Queensland's far north is famous for the Great Barrier Reef, but there is so much more to the region than that. Here's how to enjoy its many delights on a backpacker budget.
By Katrina Lobley
If you think Tropical North Queensland and its world-class natural sights and postcard-perfect islands are out of reach, it's time to think again. Those who are travelling on a budget can easily find affordable day trips to the reef, clear swimming holes tucked within magnificent rainforests, free thrills along the Cairns waterfront and koalas aplenty on an island just off Townsville.
Be dazzled by Whitehaven Beach
Whitehaven Beach is a 7 kilometre (4 mile) sweep of dazzling white beach, made of fine, white sand that's 96 per cent pure silica. You'll find it on Whitsunday Island, the largest of the 74 islands in the Whitsunday group. Whitsunday Island is totally uninhabited, but there are plenty of day trips you can take from the town of Airlie Beach and from the nearby popular holiday spot, Hamilton Island. Many of these tours also include snorkelling time so you can admire the technicolour underwater world up close. Ocean Rafting offer affordable day trips via their speedy inflatable vessels.
Take a day trip to Green Island
One of the Great Barrier Reef's most accessible islands is Green Island, a coral cay 17 nautical miles off Cairns that's blessed with a winning trifecta of rainforest, reef and white sandy beaches. Big Cat Green Island Reef Cruises offers three departures daily so passengers can enjoy this 15 hectare (37 acre) paradise at their leisure. Once you arrive, choose your next pleasure: stroll the rainforest boardwalks, view pretty coral gardens through a glass-bottom boat, go eyeball to eyeball with colourful fish when snorkelling in the clear waters or visit Marineland to see live crocodiles. Half day and full day tours include a choice of snorkelling gear or a glass-bottom boat tour.
Spot a koala on Magnetic Island
Magnetic Island lies just off the coast from Townsville, Tropical North Queensland’s biggest city. Many Townsville residents treat Magnetic Island as though it's an outer suburb because it's only a 20 minute ferry ride away. The island is a great place to see koalas in the wild – it’s estimated there are at least 800 koalas in the island’s gum trees. The Forts walk, in the island's east, offers the best chance of spotting koalas. The SeaLink Ferry makes regular trips between Townsville and Magnetic Island seven days a week.
Explore the region's biggest city

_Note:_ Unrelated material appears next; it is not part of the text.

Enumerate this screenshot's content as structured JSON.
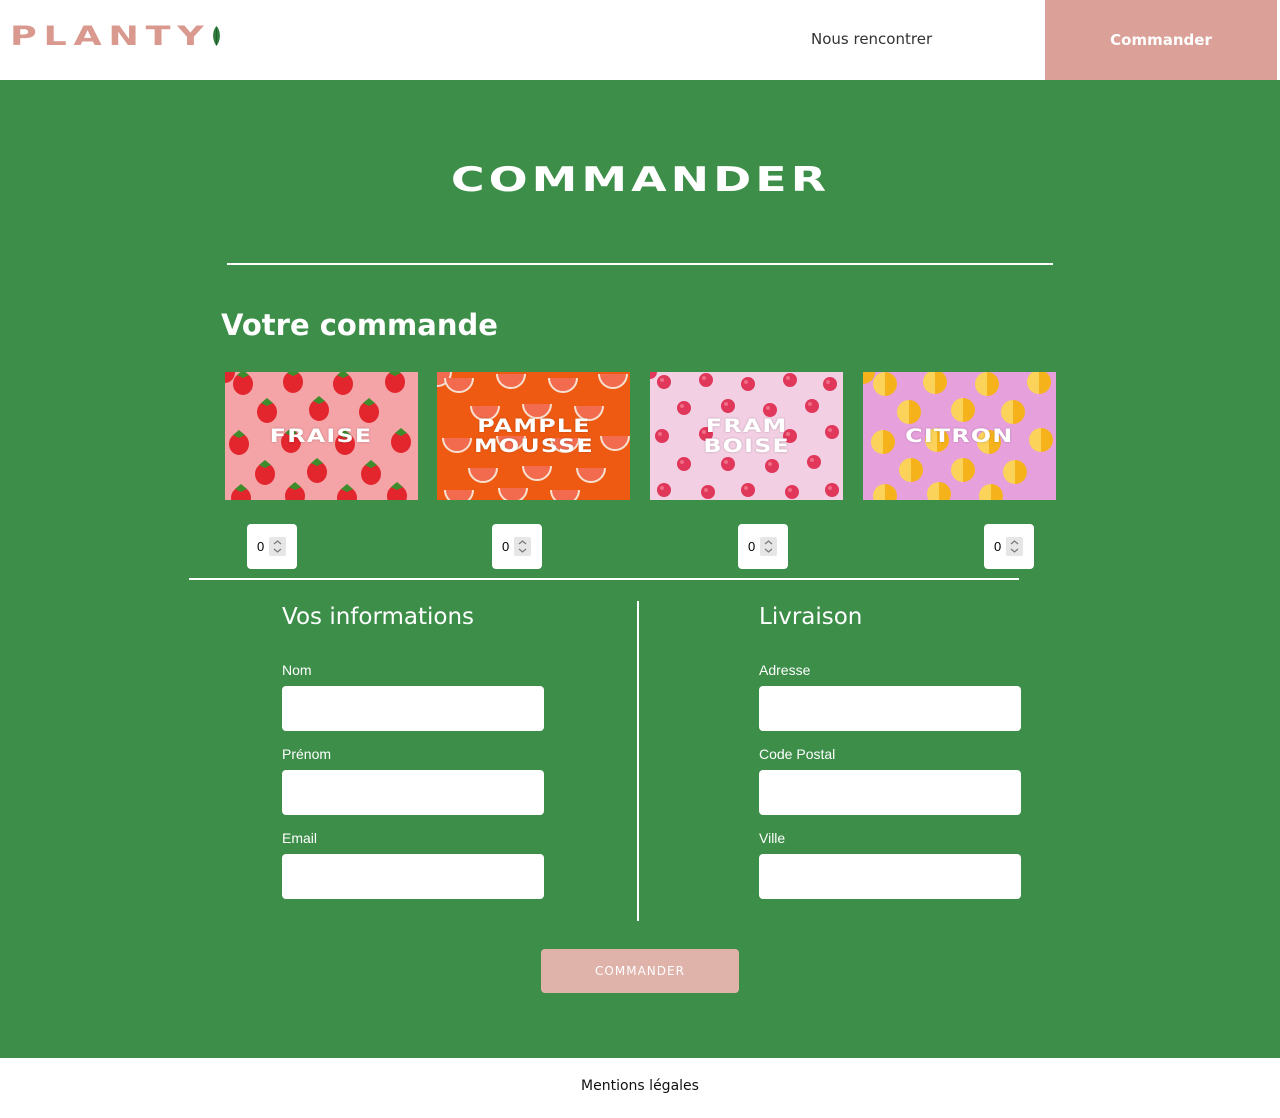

Townsville is Queensland's largest regional city, with a vibrant nightlife thanks to its many university students. Base yourself at Rambutan, a “glampacker” resort boasting a rooftop pool and bar along with dormitories, hotel rooms and self-contained villas. For a bird's-eye view over the city and Magnetic Island, climb one of the trails leading to the summit of Castle Hill, a 286 metre (938 feet) high, pink granite monolith.
Take the leap in Cairns

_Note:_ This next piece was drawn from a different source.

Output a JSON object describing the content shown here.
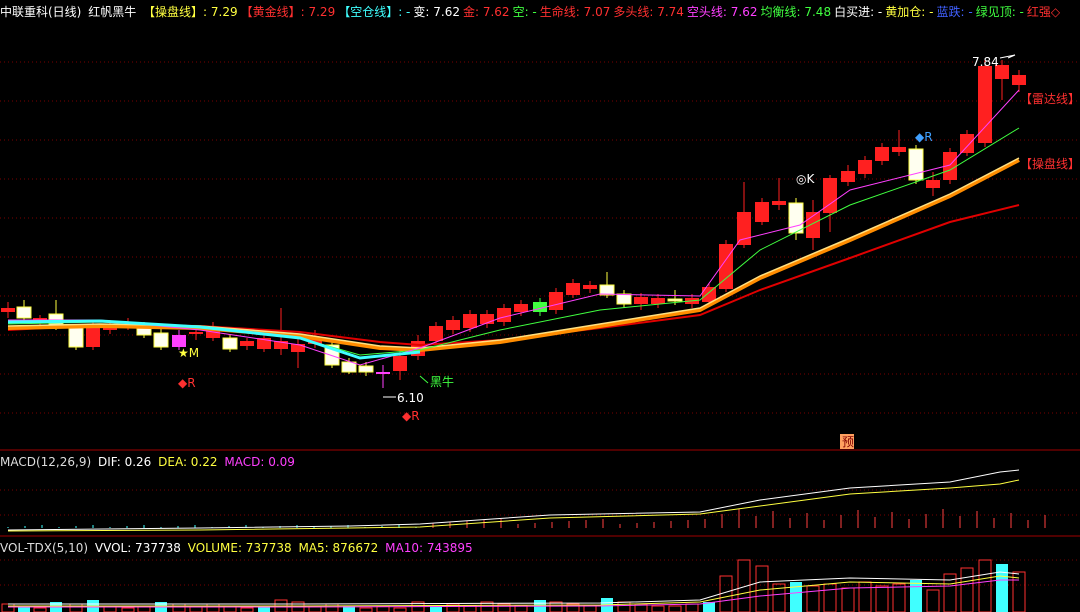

Thrillseekers can take the plunge from a purpose-built, 50 metre (164 feet) high tower tucked into the rainforest just north of Cairns. The AJ Hackett bungy jump offers 16 jump styles – take your pick from the Swan Dive, Water Touch, Handstand, Forward Flip and more – as well as a glorious view that stretches all the way to the Great Barrier Reef. On Sundays, live bands add to the chilled-out vibe.
Relax at a man-made beach
Sometimes the best things in life are free. The Cairns waterfront was completely transformed when the Cairns Esplanade Swimming Lagoon opened in 2003. The vast saltwater lagoon pool features striking fish sculptures, sandy shores, underwater benches and lifeguards who keep watch over the swimmers. If you really want to make like a local, grab some sausages from one of the nearby supermarkets and sizzle them on one of the many free electric barbecues along the foreshore.
Swim in a rainforest
Take a bus from Port Douglas (or drive if you have a car) to Mossman Gorge, 80 kilometres (50 miles) north of Cairns. Sitting within the World Heritage-listed Daintree National Park, this section of rainforest is both accessible and extraordinarily beautiful. Pack your swimming costume and wade into the clear waters that flow around the shaded Mossman River's smooth granite boulders. Keep an eye out, too, for the cassowary – a native Australian bird that can grow to be as tall as a human. A shuttle bus transfers visitors between the car park and the gorge.
Take time out in Airlie Beach
Airlie Beach is a beautiful beach town, snuggled up against a rugged patch of coastal rainforest, with a well deserved reputation for great nightlife. Hire a bicycle to explore Conway National Park, a magnet for magnificent birds such as emerald doves, sulphur-crested cockatoos and buff-breasted paradise kingfishers, which fly down from Papua New Guinea to nest in the park's termite mounds. Rent a bike from Whitsunday Adventures and visit the Airlie Beach Information Centre for bike routes. In Airlie Beach quench your thirst at Denman Cellars Beer Café, which stocks more than 300 types of beer and cider.